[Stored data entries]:
::::
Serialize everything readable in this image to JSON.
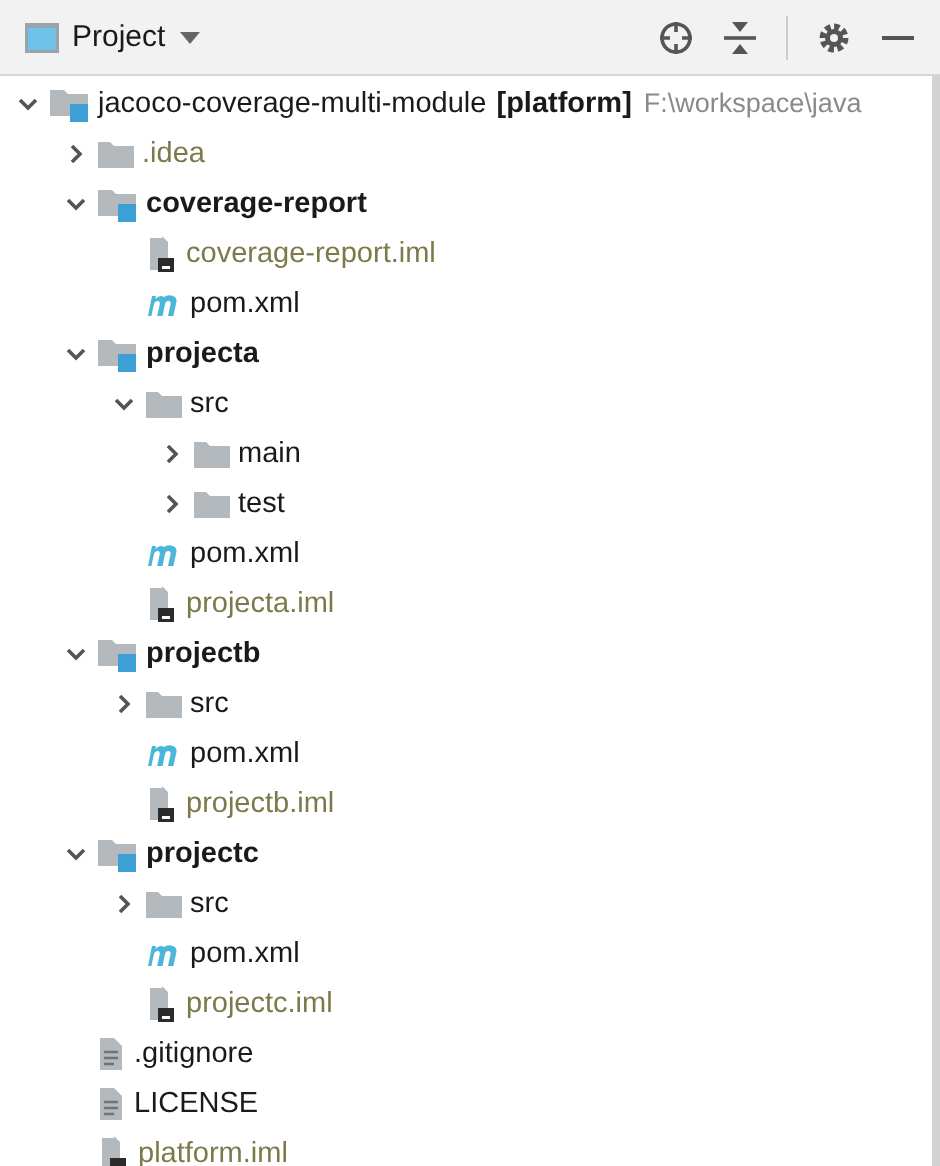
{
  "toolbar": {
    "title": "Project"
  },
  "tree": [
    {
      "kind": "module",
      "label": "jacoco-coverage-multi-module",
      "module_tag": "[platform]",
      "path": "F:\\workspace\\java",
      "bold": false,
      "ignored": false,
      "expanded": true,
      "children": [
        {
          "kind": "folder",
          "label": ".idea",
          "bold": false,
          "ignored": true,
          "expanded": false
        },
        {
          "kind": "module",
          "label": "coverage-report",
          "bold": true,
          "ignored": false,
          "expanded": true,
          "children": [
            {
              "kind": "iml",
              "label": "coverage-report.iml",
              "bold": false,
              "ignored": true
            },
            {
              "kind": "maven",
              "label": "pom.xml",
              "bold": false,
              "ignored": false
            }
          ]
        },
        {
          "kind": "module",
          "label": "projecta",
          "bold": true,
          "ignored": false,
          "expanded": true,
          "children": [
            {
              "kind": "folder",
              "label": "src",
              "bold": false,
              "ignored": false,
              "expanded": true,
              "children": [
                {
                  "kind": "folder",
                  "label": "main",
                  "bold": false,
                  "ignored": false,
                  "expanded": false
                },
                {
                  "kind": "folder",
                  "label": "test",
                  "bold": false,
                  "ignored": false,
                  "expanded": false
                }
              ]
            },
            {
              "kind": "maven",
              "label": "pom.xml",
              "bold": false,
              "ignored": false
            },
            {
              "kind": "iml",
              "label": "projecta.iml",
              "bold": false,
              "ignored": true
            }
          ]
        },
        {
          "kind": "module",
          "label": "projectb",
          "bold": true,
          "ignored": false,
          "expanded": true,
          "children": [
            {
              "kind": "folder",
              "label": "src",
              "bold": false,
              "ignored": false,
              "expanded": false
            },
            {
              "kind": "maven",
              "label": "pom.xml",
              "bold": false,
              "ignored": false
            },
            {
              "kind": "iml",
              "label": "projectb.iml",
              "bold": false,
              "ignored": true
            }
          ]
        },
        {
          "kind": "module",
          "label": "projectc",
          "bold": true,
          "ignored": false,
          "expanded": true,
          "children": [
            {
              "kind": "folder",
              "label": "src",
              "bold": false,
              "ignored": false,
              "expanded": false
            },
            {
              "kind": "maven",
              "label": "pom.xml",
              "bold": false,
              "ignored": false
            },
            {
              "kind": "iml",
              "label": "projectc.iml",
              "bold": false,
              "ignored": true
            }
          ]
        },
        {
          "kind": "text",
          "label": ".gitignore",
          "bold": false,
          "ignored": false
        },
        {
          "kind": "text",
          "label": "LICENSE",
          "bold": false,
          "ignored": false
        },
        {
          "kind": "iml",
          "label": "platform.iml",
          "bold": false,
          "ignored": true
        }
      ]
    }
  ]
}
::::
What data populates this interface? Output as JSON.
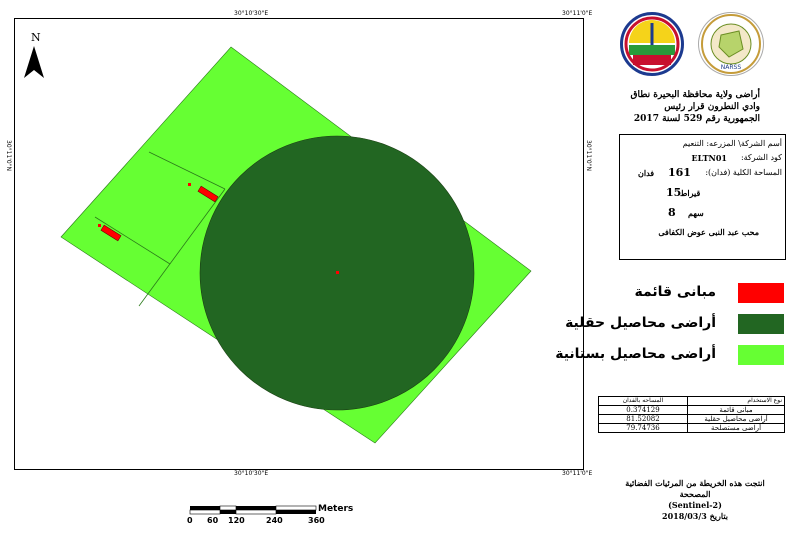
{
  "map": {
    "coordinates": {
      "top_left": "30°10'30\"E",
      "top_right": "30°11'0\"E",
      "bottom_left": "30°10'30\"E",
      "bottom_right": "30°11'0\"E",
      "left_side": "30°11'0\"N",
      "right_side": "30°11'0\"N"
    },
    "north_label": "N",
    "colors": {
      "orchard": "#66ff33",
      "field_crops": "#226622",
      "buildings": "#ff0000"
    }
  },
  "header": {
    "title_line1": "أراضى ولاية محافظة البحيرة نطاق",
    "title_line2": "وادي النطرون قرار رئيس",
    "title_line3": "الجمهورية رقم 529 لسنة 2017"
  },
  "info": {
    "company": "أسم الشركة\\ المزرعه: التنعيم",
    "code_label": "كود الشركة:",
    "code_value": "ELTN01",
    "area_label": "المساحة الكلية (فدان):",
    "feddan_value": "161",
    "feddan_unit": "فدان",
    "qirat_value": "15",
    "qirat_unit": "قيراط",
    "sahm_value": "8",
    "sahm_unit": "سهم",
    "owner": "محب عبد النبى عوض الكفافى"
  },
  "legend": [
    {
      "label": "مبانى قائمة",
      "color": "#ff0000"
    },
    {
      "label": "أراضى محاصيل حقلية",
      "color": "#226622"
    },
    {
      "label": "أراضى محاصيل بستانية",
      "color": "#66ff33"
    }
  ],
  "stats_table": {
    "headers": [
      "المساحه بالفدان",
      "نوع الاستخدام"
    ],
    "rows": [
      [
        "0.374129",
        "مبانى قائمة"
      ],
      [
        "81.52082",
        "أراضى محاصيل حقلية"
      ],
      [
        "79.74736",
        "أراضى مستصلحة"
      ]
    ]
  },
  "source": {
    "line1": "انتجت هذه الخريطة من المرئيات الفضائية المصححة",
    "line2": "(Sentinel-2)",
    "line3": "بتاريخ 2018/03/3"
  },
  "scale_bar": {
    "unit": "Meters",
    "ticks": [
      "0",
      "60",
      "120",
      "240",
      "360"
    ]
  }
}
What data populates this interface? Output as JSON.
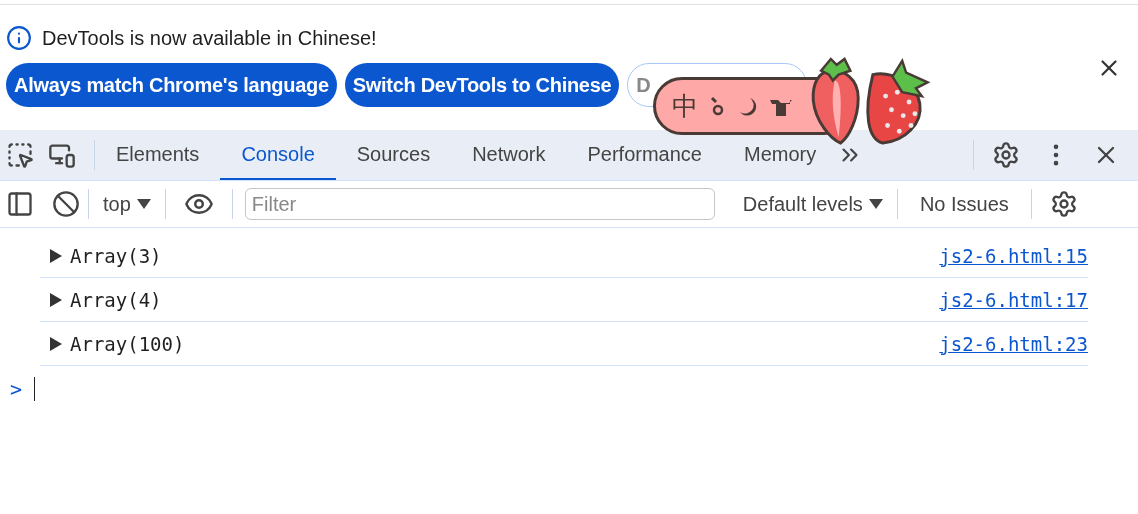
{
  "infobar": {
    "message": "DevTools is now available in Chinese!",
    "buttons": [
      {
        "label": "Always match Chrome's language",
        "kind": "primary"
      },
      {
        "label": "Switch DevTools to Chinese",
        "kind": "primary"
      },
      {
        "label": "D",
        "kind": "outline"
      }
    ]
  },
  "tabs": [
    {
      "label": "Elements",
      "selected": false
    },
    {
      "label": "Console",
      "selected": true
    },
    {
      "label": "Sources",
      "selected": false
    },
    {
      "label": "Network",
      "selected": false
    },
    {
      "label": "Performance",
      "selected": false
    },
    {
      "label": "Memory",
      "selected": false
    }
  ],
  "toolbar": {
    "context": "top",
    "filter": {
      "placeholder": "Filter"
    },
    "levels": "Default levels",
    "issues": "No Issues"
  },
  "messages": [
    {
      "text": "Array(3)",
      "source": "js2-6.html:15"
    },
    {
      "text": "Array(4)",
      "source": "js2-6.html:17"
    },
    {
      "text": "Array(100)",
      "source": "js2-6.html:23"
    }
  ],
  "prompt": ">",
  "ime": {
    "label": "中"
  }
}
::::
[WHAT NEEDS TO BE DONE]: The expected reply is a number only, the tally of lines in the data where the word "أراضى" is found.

[SOLUTION TO THE EXERCISE]: 5